Some staff members and parents met with Mr Carter to express their concerns about my leadership style and approach. He listened to them and hand wrote me a note. It read in part:

Dear Henry

I am taking this opportunity to alert you to the fact that I have recently received a number of deputations from many sections of he Leanyer School Community. In all instances they were critical of your leadership. …

I would appreciate the opportunity to meet with you to discuss the situation and ways in which I can offer support to you. Please ring me to make an appointment. …

I have handwritten this letter to preserve … confidentiality. …”

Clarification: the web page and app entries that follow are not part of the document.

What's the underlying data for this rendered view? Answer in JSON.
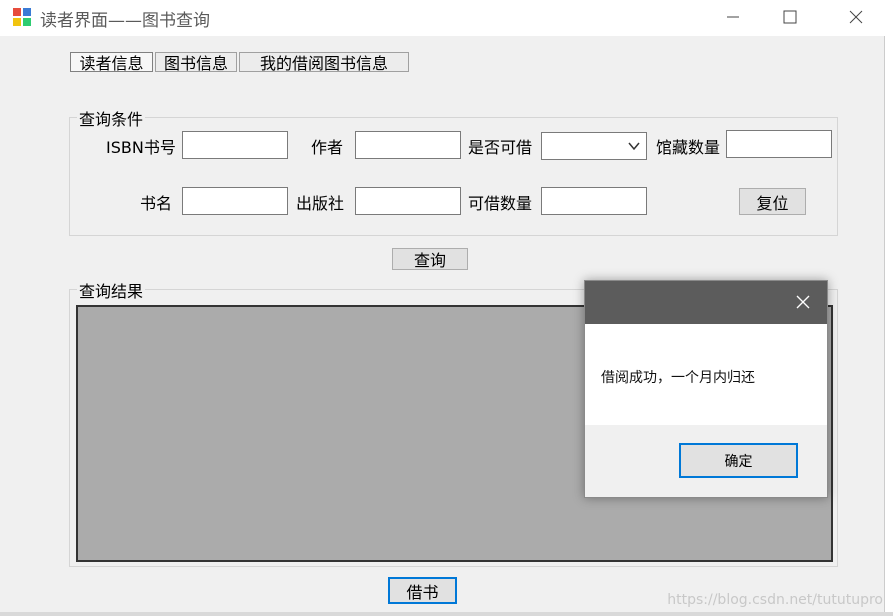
{
  "window": {
    "title": "读者界面——图书查询"
  },
  "tabs": [
    {
      "label": "读者信息"
    },
    {
      "label": "图书信息"
    },
    {
      "label": "我的借阅图书信息"
    }
  ],
  "query_group": {
    "label": "查询条件",
    "isbn_label": "ISBN书号",
    "author_label": "作者",
    "borrowable_label": "是否可借",
    "collection_count_label": "馆藏数量",
    "title_label": "书名",
    "publisher_label": "出版社",
    "available_count_label": "可借数量",
    "isbn_value": "",
    "author_value": "",
    "borrowable_value": "",
    "collection_count_value": "",
    "title_value": "",
    "publisher_value": "",
    "available_count_value": "",
    "reset_button": "复位"
  },
  "query_button": "查询",
  "results_group": {
    "label": "查询结果"
  },
  "borrow_button": "借书",
  "dialog": {
    "message": "借阅成功，一个月内归还",
    "ok_button": "确定"
  },
  "watermark": "https://blog.csdn.net/tututupro"
}
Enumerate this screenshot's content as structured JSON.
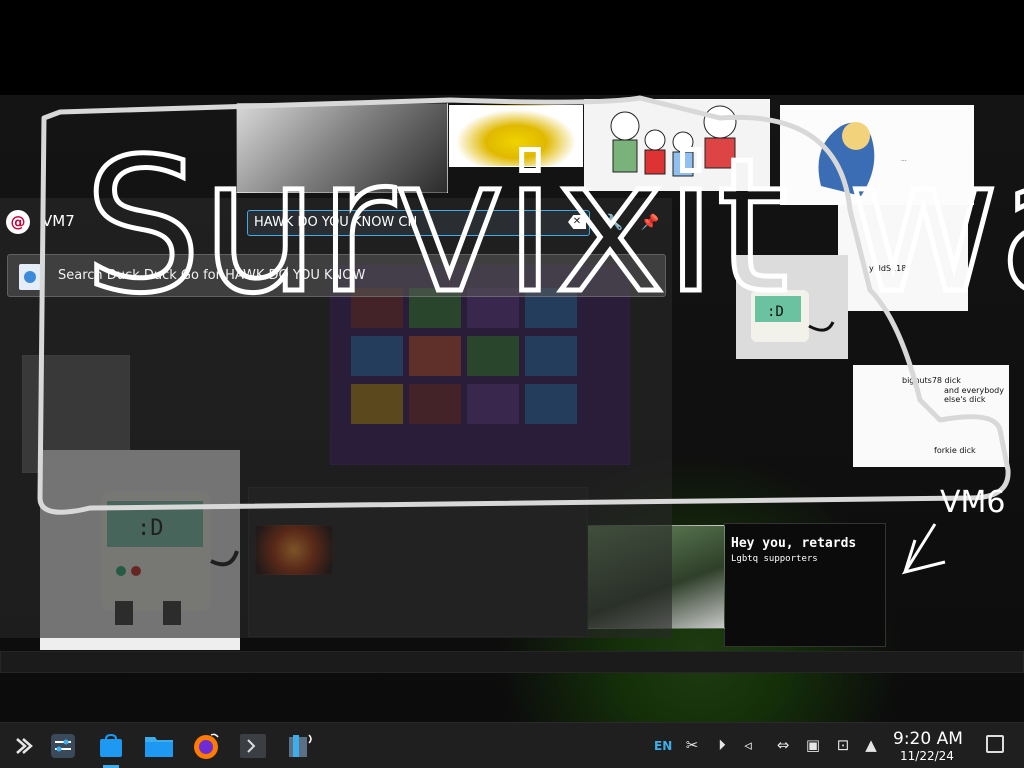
{
  "launcher": {
    "app_name": "VM7",
    "query": "HAWK DO YOU KNOW CH",
    "clear_icon": "clear-text-icon",
    "configure_icon": "wrench-icon",
    "pin_icon": "pin-icon",
    "results": [
      {
        "label": "Search Duck Duck Go for HAWK DO YOU KNOW",
        "icon": "web-search-icon"
      }
    ]
  },
  "collage": {
    "hey_title": "Hey you, retards",
    "hey_sub": "Lgbtq supporters",
    "doc_text": [
      "bignuts78 dick",
      "and everybody else's dick",
      "forkie dick"
    ],
    "cat_caption_label": "yeldS118"
  },
  "scribble_text": "Survixit was here",
  "vm6_label": "VM6",
  "taskbar": {
    "apps": [
      "application-launcher",
      "system-settings",
      "discover",
      "file-manager",
      "firefox",
      "konsole",
      "video-app"
    ],
    "language": "EN",
    "time": "9:20 AM",
    "date": "11/22/24",
    "accent": "#3daee9"
  }
}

I met with Charlie Carter. What followed was the support and understanding I needed to confront and meet this challenge. The help offered made me stronger, more empathetic and wiser in my dealings with others. I went on to spend 20 years at Leanyer as the school’s principal. Without the support, coaching and help of Mr Carter, my tenure may have been closer to twelve months.

Needless to say, I learned the wisdom of an approach to dealing with key issues, that confronts and overcomes challenges in an effective and non-confrontationist manner. It was a conversational and understanding strategy that stood me in good stead when dealing with others. Mr Carter’s modelling and practise of that approach was helpful to me at the time. He taught me the value of that self same approach in the years that followed.


Each of us in professional life can draw inspiration and understanding from the words and practices of others. In one sense it is ‘rote learning’. It is the instilling of priorities and the impression of leadership examples that pass from one generation of professionals to the next. These stepping stones of understanding and style help in ensuring some sense of organisational stability. Without this transfer, educational leaders could become lost.

Henry Gray